Also avoid boring sentences like… “I am writing this letter to….” …unless you are writing to a stranger. Even so, try to be as amiable as possible: I have heard so much about you and would be head over heels with joy if you could agree to be my pen pal

Try to be as conversational as possible. You are allowed to use colloquial language – i.e. language that is appropriate for speech but not really for writing:

I've already made some very nice friends, but don't worry - no one could ever replace you as my best friend! After school, I sometimes go to my friend Fiona's house. She enjoys listening to the same music and watching the same clips that you and I like. In fact, Fiona and I have tickets for Bon Jovi's concert next month. I wish you were coming with us.


However informal you get, you should not forget to pay attention to…

punctuation and spelling

-Don’t neglect them even though you know your friend will understand. The quality of your letter also speaks volumes about the kind of person you are so all the more reason to be careful! -If you use contractions, make sure that you put the apostrophe in the right places. For example: Isn’t and not is’nt won’t and not wont mustn’t and not must’nt -Remember also to use capitals for the right things i.e. the names of people, places, holidays, etc should all start with a capital letter. Bottom line? Don’t throw away your grammar book!
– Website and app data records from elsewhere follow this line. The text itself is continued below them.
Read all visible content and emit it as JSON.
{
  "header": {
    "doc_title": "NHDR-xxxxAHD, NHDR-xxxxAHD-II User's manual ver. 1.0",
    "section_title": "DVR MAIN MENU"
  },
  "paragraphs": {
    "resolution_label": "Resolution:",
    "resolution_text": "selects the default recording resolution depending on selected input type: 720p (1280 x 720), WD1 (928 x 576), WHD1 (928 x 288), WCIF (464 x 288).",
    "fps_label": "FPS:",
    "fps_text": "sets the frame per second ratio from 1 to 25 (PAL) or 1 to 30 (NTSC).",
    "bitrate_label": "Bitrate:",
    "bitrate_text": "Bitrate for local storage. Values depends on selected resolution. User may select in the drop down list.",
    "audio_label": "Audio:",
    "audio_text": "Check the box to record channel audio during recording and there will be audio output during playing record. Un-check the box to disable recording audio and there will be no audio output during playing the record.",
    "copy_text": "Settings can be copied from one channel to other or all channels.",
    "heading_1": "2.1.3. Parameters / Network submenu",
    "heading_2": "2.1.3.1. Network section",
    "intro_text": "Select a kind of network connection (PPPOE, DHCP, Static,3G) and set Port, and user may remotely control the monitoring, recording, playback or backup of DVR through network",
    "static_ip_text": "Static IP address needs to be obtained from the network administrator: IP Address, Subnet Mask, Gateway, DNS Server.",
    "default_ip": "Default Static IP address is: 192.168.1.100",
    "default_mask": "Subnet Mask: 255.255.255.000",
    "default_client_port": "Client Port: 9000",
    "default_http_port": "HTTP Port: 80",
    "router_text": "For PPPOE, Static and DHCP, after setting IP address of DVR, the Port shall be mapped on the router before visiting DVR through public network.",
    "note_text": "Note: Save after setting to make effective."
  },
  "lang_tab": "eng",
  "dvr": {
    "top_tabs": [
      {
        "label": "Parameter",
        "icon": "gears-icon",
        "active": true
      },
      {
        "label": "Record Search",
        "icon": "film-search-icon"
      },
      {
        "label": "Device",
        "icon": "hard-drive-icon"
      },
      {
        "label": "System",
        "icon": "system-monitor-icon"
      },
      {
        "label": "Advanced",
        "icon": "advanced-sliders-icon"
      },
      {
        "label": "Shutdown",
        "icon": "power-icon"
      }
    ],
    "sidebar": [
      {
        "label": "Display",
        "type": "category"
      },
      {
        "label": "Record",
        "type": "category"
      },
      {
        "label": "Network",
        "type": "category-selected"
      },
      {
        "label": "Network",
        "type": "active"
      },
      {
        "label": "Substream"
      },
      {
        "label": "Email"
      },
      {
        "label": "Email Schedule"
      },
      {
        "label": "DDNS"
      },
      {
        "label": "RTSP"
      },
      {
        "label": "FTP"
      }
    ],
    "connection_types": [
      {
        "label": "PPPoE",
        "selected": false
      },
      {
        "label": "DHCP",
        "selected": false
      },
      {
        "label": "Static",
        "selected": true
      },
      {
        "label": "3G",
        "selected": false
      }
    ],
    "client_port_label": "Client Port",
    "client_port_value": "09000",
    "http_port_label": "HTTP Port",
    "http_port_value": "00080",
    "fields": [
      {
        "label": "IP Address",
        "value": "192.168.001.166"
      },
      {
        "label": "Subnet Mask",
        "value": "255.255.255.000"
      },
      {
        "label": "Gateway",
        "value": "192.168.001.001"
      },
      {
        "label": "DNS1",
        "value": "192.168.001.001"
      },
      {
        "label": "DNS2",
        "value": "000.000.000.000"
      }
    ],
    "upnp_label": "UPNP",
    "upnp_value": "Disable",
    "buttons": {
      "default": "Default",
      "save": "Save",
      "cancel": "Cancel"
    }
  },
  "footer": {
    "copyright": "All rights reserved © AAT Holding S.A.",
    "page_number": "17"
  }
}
4.-Use consistent voice and style Use the active voice if you want your letter to sound more conversational and interesting. Avoid shifts in the voice. One common error is inconsistency in the tense. For example read the following sentence: I was going to town yesterday when a dog bite me and I ran all the way to the hospital. Here is a sentence with starts in the past tense and then right in the middle, the tense changes to present and then finally reverts to past. Even if your friend is very understanding, this is still distracting.


5.- Ask questions It is always a good idea to ask questions in the body of the letter that you would like the person to answer in their reply. Questions give the recipient motivation to reply: How are those wonderful brothers of mine? Did I tell you that I am librarian too, eh?


6.-CLOSING This is where you sign off:

Take care, Michael In informal letter writing, the complimentary close is always very friendly: Love, Lots of love, Best wishes, Missing you lots, Yours forever, etcetera‌ Remember, a comma always follows the complimentary close.


7.- Post Script Use P.S. to add a short message after the complimentary close. Use it especially to write down something that you may have forgotten in the body of the letter.


INFORMAL LETTERS